Selecting Sunday means a day to shop, go to the beach, and enjoy leisure activities from which the GDP would benefit. Also though, the weekend would last 2 1/2 days because work closes down at noon on Friday to prepare for the Sabbath. To compensate, the plan’s advocates suggest a longer 4-day workweek.
Looking beyond Israel, the West takes Saturday and Sunday off. Jordan used to call Thursday and Friday their weekend but now, like Egypt, they observe Friday and Saturday. For Christians, Sunday is significant, to Jews, it is Saturday, and with Muslims, the day is Friday. From a religious perspective, that means the weekend could be one of 4 2-day pairs.
The Economic Lesson
The 5-day work week dates back to the 1920s when Henry Ford became one of the first U.S. employers to implement it. 5 days became viable only after work hours declined from a 60 to 70 hour average during the 19th century to 50 hours by the 1920s.
To see the history of work hours and the workweek in the U.S., this article by Wake Forest econ professor Robert Whaples is excellent. Citing demand and supply, productivity and economic growth, Whaples concludes his article with the economics of the work week. In 1900, for example, we had to work much longer than now to earn enough for our necessities. In 1918, we had to work close to 1 hour to pay for a dozen eggs; now, we just need a few minutes. (p.114 from The Price of Everything)

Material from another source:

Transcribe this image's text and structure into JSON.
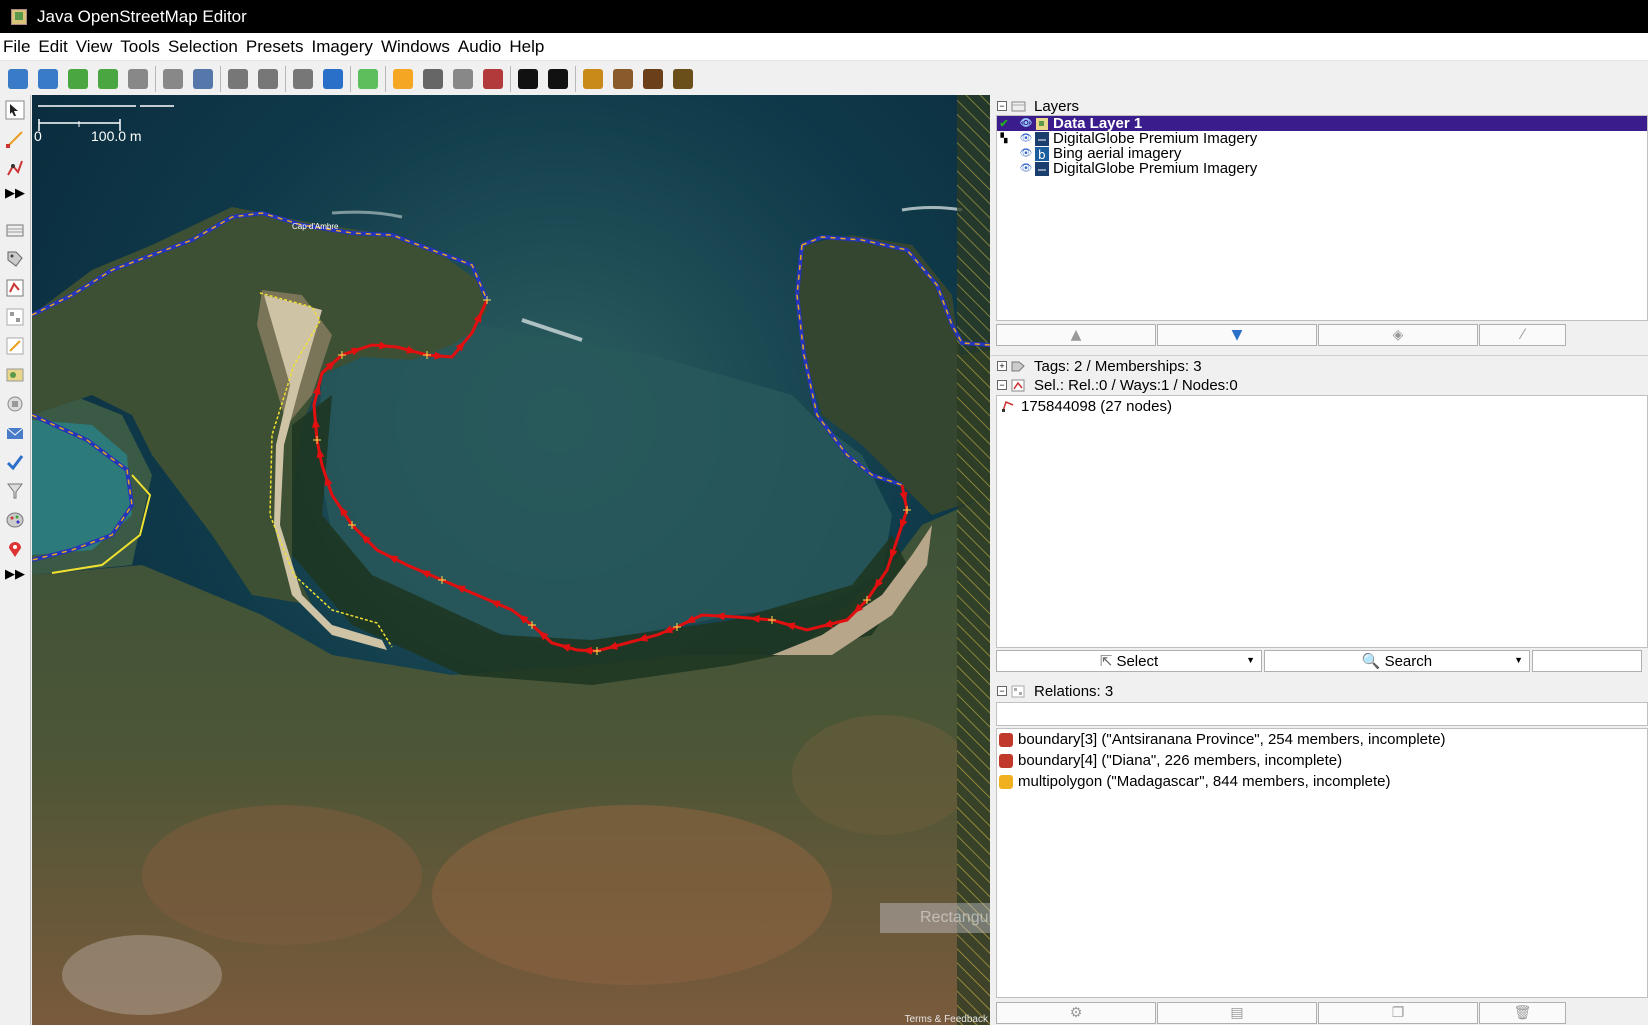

An Economic Question: Would you agree that a shorter workweek can fuel economic growth? Explain.